- ↑ Mozilla Foundation Visual Identity Guidelines , especially those for Firefox ( Memento of September 13, 2008 in the Internet Archive ), English
- ↑ a b c d e Mike Hommey: Facts about Debian and Mozilla® Firefox® , October 15, 2006, English
- ↑ Adrian Cachinero Vasiljevic: Five Reasons for stopping the Firefox fork ( Memento of 30 December 2007 at the Internet Archive ) , 11 October 2006, English
- ↑ Ben de Groot: Five reasons to kill IceWeasel ( Memento from September 29, 2007 in the Internet Archive ) , October 12, 2006, English
- ↑ Matt Zimmerman: Firefox outcome (Re: Is Ubuntu going to adapt Ice Weasel?) From the Ubuntu mailing list, October 23, 2006, English
- ↑ Mike Hommey: Facts about Debian, Mozilla® Firefox® and Ubuntu , October 27, 2006, English
- ↑ Sean Michael Kerner: Firefox Set Free in IceWeasel. In: News for Developers. internetnews.com, October 6, 2006, accessed July 30, 2007 .
- ↑ GNU Savannah : Savannah Administration - task # 4529: Submission of GNUzilla , registration of the GNUzilla project with GNU Savannah, August 30, 2005, English
- ↑ a b c GNUzilla Project: GNUzilla and IceCat. Free Software Foundation, November 22, 2006, accessed December 6, 2007 .
- ↑ GNUzilla project: IceCat Readme , quote: “The goal of the IceCat project is to provide a completely free version of the popular mozilla source code. It is part of Gnuzilla, the umbrella project analogous to Mozilla. " , File revision 1.2, from November 24, 2007, (English)
- ↑ Re: Debian, Iceweasel, Firefox on the Debian users mailing list
- ↑ a b Mike hommey: Re: Iceweasel 18.104.22.168 on the Bug-Gnuzilla mailing list, June 20, 2007, English
- ↑ Karl Berry: Re: ice weasel , quote: "[...] we've decided to change the name to IceCat [...]" on the Bug-Gnuzilla mailing list, September 23, 2007, English
- ↑ Debian Changelog iceweasel ( Memento from March 16, 2009 in the Internet Archive ) , quote: "iceweasel (22.214.171.124-1) [...] debian / remove.nonfree" , linked on June 15, 2011, English
- ↑ GNUzilla project: List of components removed from GNUzilla from Firefox , version 126.96.36.199-g1 by IceCeasel, linked on December 6, 2007
- ↑ GNUzilla project: Tracking pixel detection ( Memento of the original from November 8, 2006 in the Internet Archive ) Info: The archive link was automatically inserted and not yet checked.
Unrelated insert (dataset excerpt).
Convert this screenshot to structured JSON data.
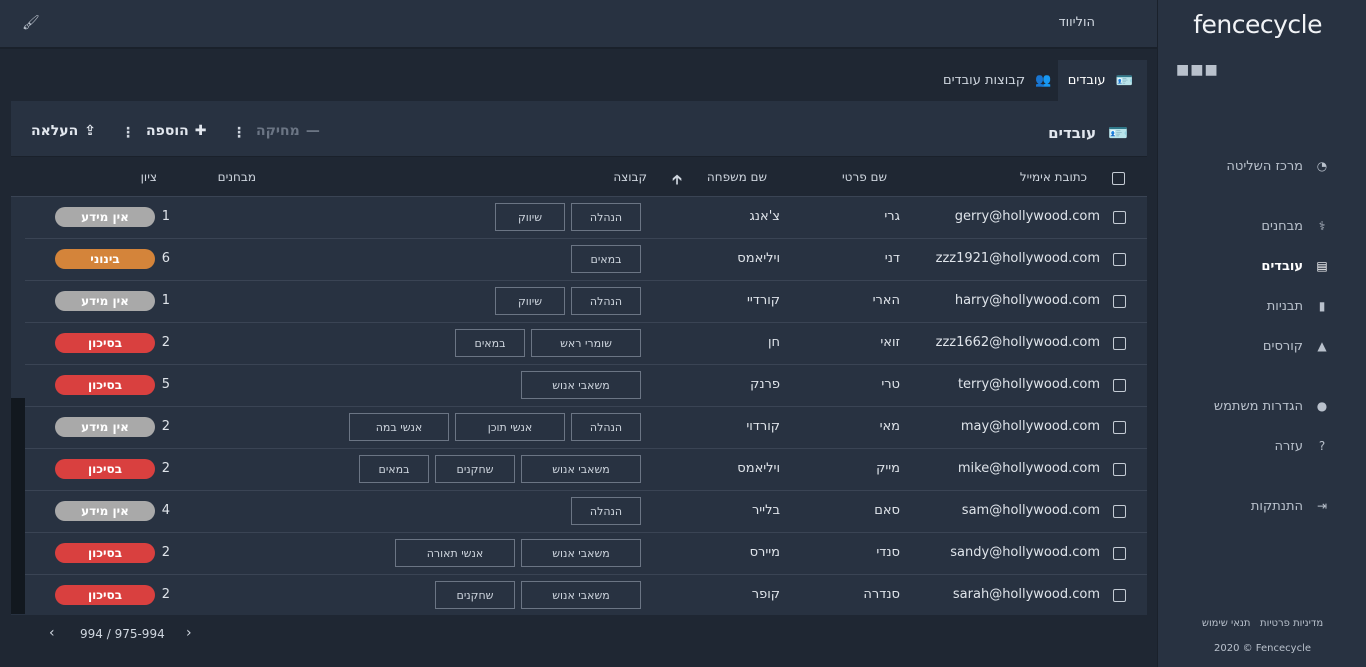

Please check the original and archive link according to the instructions and then remove this notice. , linked on August 13, 2007, English
- ↑ gNewSense: gNewSense Main Repository - Mozilla Firefox , entry on Mozilla Firefox in the package directory of the distribution, linked on August 13, 2007, English